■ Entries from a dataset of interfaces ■
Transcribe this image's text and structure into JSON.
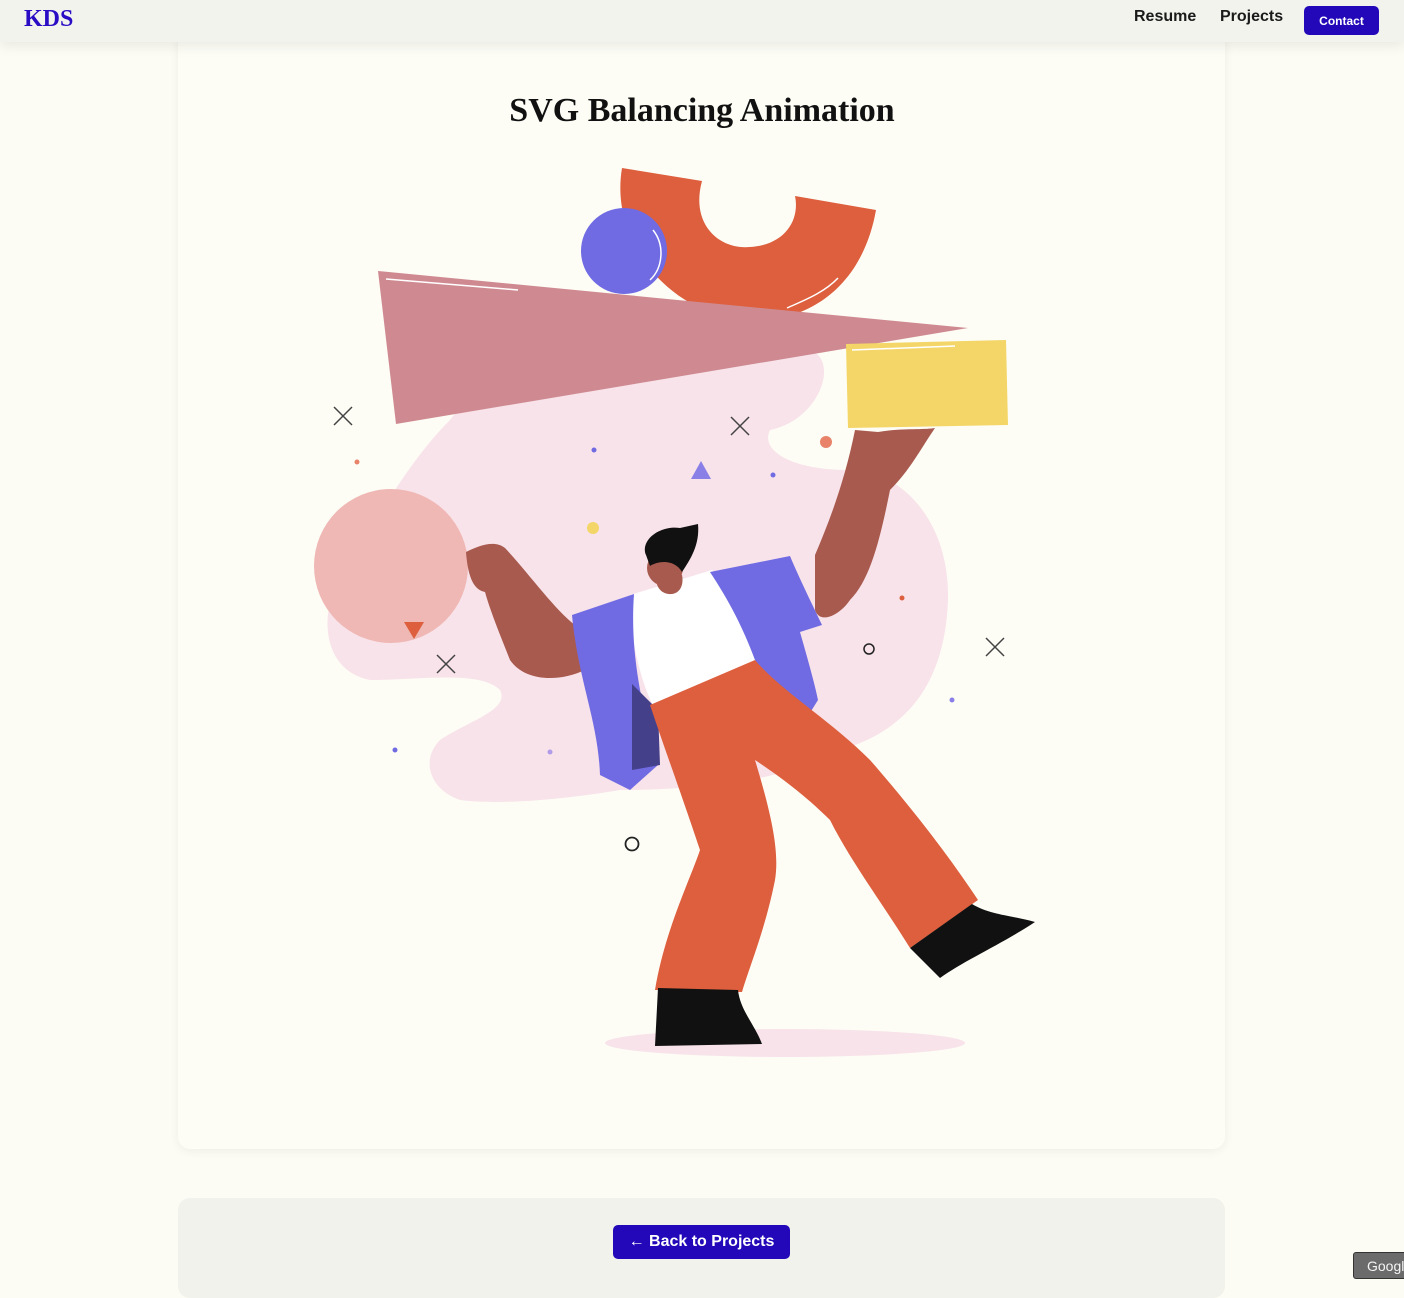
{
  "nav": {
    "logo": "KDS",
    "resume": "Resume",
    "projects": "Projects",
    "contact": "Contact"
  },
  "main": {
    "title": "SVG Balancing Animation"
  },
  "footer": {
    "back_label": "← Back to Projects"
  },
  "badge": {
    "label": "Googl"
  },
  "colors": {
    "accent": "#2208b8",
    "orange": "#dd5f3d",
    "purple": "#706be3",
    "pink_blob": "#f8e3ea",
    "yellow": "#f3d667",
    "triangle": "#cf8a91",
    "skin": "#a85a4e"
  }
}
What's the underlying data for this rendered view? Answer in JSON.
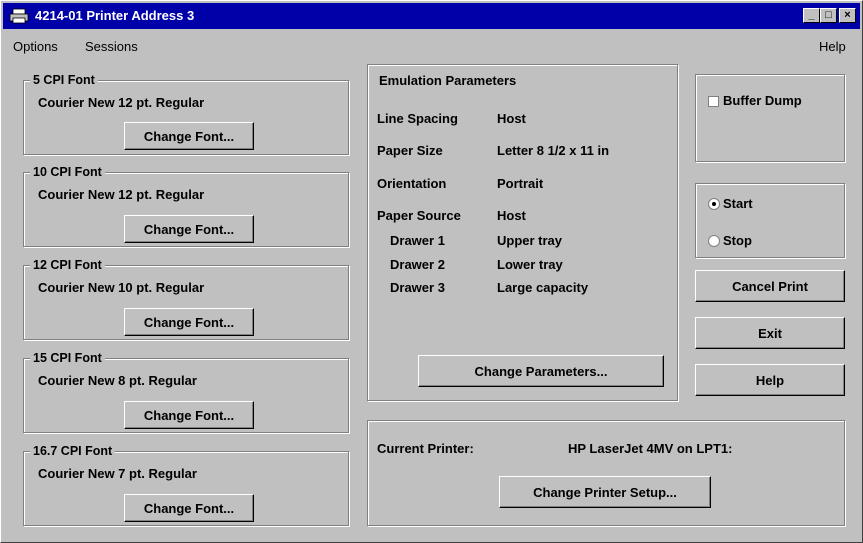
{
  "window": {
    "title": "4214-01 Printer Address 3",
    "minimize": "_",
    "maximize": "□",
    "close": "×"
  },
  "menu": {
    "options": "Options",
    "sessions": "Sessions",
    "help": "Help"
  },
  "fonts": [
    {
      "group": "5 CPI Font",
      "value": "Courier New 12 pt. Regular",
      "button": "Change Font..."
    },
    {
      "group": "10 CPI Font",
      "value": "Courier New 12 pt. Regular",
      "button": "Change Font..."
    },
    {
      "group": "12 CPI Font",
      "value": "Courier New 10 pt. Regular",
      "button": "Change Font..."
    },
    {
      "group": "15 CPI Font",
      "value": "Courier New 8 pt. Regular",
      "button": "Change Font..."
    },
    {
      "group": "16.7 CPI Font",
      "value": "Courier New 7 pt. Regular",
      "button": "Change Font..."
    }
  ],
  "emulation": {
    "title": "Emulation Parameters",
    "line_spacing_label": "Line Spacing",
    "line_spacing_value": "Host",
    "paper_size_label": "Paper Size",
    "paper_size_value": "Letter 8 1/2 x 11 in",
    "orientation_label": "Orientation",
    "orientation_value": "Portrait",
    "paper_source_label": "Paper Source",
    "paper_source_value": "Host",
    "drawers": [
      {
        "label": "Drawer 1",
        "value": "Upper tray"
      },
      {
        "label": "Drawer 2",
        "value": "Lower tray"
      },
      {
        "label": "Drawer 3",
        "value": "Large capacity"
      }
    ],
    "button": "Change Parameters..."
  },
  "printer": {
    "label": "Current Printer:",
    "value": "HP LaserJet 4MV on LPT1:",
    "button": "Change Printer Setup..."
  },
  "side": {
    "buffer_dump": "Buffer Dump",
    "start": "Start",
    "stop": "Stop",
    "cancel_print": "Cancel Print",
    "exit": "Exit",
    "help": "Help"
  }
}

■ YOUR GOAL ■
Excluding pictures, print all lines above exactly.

■ RESPONSE TO THE TASK ■
Transcribe this image's text and structure into JSON.
{
  "nav": {
    "logo": "KDS",
    "resume": "Resume",
    "projects": "Projects",
    "contact": "Contact"
  },
  "main": {
    "title": "SVG Balancing Animation"
  },
  "footer": {
    "back_label": "← Back to Projects"
  },
  "badge": {
    "label": "Googl"
  },
  "colors": {
    "accent": "#2208b8",
    "orange": "#dd5f3d",
    "purple": "#706be3",
    "pink_blob": "#f8e3ea",
    "yellow": "#f3d667",
    "triangle": "#cf8a91",
    "skin": "#a85a4e"
  }
}
What's the underlying data for this rendered view? Answer in JSON.
{
  "window": {
    "title": "4214-01 Printer Address 3",
    "minimize": "_",
    "maximize": "□",
    "close": "×"
  },
  "menu": {
    "options": "Options",
    "sessions": "Sessions",
    "help": "Help"
  },
  "fonts": [
    {
      "group": "5 CPI Font",
      "value": "Courier New 12 pt. Regular",
      "button": "Change Font..."
    },
    {
      "group": "10 CPI Font",
      "value": "Courier New 12 pt. Regular",
      "button": "Change Font..."
    },
    {
      "group": "12 CPI Font",
      "value": "Courier New 10 pt. Regular",
      "button": "Change Font..."
    },
    {
      "group": "15 CPI Font",
      "value": "Courier New 8 pt. Regular",
      "button": "Change Font..."
    },
    {
      "group": "16.7 CPI Font",
      "value": "Courier New 7 pt. Regular",
      "button": "Change Font..."
    }
  ],
  "emulation": {
    "title": "Emulation Parameters",
    "line_spacing_label": "Line Spacing",
    "line_spacing_value": "Host",
    "paper_size_label": "Paper Size",
    "paper_size_value": "Letter 8 1/2 x 11 in",
    "orientation_label": "Orientation",
    "orientation_value": "Portrait",
    "paper_source_label": "Paper Source",
    "paper_source_value": "Host",
    "drawers": [
      {
        "label": "Drawer 1",
        "value": "Upper tray"
      },
      {
        "label": "Drawer 2",
        "value": "Lower tray"
      },
      {
        "label": "Drawer 3",
        "value": "Large capacity"
      }
    ],
    "button": "Change Parameters..."
  },
  "printer": {
    "label": "Current Printer:",
    "value": "HP LaserJet 4MV on LPT1:",
    "button": "Change Printer Setup..."
  },
  "side": {
    "buffer_dump": "Buffer Dump",
    "start": "Start",
    "stop": "Stop",
    "cancel_print": "Cancel Print",
    "exit": "Exit",
    "help": "Help"
  }
}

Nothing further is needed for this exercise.